Return the whole listing exactly as written.
=== Begin Enclosure ===
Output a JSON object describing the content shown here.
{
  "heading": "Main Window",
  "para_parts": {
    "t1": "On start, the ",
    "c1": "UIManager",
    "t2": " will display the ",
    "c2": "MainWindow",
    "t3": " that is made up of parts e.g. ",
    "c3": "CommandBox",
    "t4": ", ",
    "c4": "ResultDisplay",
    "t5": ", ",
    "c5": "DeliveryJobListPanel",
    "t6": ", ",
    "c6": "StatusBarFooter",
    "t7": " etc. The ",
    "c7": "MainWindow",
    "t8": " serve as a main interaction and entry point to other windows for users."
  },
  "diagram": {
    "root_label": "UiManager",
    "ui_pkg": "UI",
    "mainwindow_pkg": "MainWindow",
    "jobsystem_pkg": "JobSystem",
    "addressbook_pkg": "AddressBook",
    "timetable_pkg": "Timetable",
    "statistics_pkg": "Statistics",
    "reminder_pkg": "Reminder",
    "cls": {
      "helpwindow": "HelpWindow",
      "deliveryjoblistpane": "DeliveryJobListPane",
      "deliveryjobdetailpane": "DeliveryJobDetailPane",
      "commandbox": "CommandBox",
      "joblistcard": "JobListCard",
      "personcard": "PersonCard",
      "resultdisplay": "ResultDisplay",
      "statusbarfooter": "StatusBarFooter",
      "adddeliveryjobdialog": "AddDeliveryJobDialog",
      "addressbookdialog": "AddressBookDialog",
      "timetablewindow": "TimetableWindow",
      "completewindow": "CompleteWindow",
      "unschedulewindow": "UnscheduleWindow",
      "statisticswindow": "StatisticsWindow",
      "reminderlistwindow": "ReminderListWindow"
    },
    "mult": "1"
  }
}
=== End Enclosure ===
> **Reply**:
Output a JSON object describing the content shown here.
{
  "heading": "Main Window",
  "para_parts": {
    "t1": "On start, the ",
    "c1": "UIManager",
    "t2": " will display the ",
    "c2": "MainWindow",
    "t3": " that is made up of parts e.g. ",
    "c3": "CommandBox",
    "t4": ", ",
    "c4": "ResultDisplay",
    "t5": ", ",
    "c5": "DeliveryJobListPanel",
    "t6": ", ",
    "c6": "StatusBarFooter",
    "t7": " etc. The ",
    "c7": "MainWindow",
    "t8": " serve as a main interaction and entry point to other windows for users."
  },
  "diagram": {
    "root_label": "UiManager",
    "ui_pkg": "UI",
    "mainwindow_pkg": "MainWindow",
    "jobsystem_pkg": "JobSystem",
    "addressbook_pkg": "AddressBook",
    "timetable_pkg": "Timetable",
    "statistics_pkg": "Statistics",
    "reminder_pkg": "Reminder",
    "cls": {
      "helpwindow": "HelpWindow",
      "deliveryjoblistpane": "DeliveryJobListPane",
      "deliveryjobdetailpane": "DeliveryJobDetailPane",
      "commandbox": "CommandBox",
      "joblistcard": "JobListCard",
      "personcard": "PersonCard",
      "resultdisplay": "ResultDisplay",
      "statusbarfooter": "StatusBarFooter",
      "adddeliveryjobdialog": "AddDeliveryJobDialog",
      "addressbookdialog": "AddressBookDialog",
      "timetablewindow": "TimetableWindow",
      "completewindow": "CompleteWindow",
      "unschedulewindow": "UnscheduleWindow",
      "statisticswindow": "StatisticsWindow",
      "reminderlistwindow": "ReminderListWindow"
    },
    "mult": "1"
  }
}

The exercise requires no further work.